#### What to work on:
Exactly as given, repeat all of the entries.

[Data Boundary: Start]

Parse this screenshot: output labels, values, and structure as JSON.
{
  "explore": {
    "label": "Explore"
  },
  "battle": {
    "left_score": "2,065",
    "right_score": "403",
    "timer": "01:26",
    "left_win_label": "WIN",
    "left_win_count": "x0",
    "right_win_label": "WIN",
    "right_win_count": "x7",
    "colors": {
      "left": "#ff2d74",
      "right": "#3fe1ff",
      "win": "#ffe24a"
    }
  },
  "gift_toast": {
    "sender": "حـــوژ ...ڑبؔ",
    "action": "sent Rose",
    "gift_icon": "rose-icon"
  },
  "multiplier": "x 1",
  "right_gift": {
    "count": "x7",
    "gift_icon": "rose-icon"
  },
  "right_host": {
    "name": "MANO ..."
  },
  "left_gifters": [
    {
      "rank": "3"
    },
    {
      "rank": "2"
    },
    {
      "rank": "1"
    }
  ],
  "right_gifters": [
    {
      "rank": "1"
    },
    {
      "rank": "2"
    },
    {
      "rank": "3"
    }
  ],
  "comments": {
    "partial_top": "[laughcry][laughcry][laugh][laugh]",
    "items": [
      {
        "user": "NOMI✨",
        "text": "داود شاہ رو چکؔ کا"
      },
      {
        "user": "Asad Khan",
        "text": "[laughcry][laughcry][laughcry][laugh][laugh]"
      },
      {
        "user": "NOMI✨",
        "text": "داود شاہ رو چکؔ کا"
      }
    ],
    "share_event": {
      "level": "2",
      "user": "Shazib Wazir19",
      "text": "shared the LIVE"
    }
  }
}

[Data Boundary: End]

#### Result:
Parse this screenshot: output labels, values, and structure as JSON.
{
  "explore": {
    "label": "Explore"
  },
  "battle": {
    "left_score": "2,065",
    "right_score": "403",
    "timer": "01:26",
    "left_win_label": "WIN",
    "left_win_count": "x0",
    "right_win_label": "WIN",
    "right_win_count": "x7",
    "colors": {
      "left": "#ff2d74",
      "right": "#3fe1ff",
      "win": "#ffe24a"
    }
  },
  "gift_toast": {
    "sender": "حـــوژ ...ڑبؔ",
    "action": "sent Rose",
    "gift_icon": "rose-icon"
  },
  "multiplier": "x 1",
  "right_gift": {
    "count": "x7",
    "gift_icon": "rose-icon"
  },
  "right_host": {
    "name": "MANO ..."
  },
  "left_gifters": [
    {
      "rank": "3"
    },
    {
      "rank": "2"
    },
    {
      "rank": "1"
    }
  ],
  "right_gifters": [
    {
      "rank": "1"
    },
    {
      "rank": "2"
    },
    {
      "rank": "3"
    }
  ],
  "comments": {
    "partial_top": "[laughcry][laughcry][laugh][laugh]",
    "items": [
      {
        "user": "NOMI✨",
        "text": "داود شاہ رو چکؔ کا"
      },
      {
        "user": "Asad Khan",
        "text": "[laughcry][laughcry][laughcry][laugh][laugh]"
      },
      {
        "user": "NOMI✨",
        "text": "داود شاہ رو چکؔ کا"
      }
    ],
    "share_event": {
      "level": "2",
      "user": "Shazib Wazir19",
      "text": "shared the LIVE"
    }
  }
}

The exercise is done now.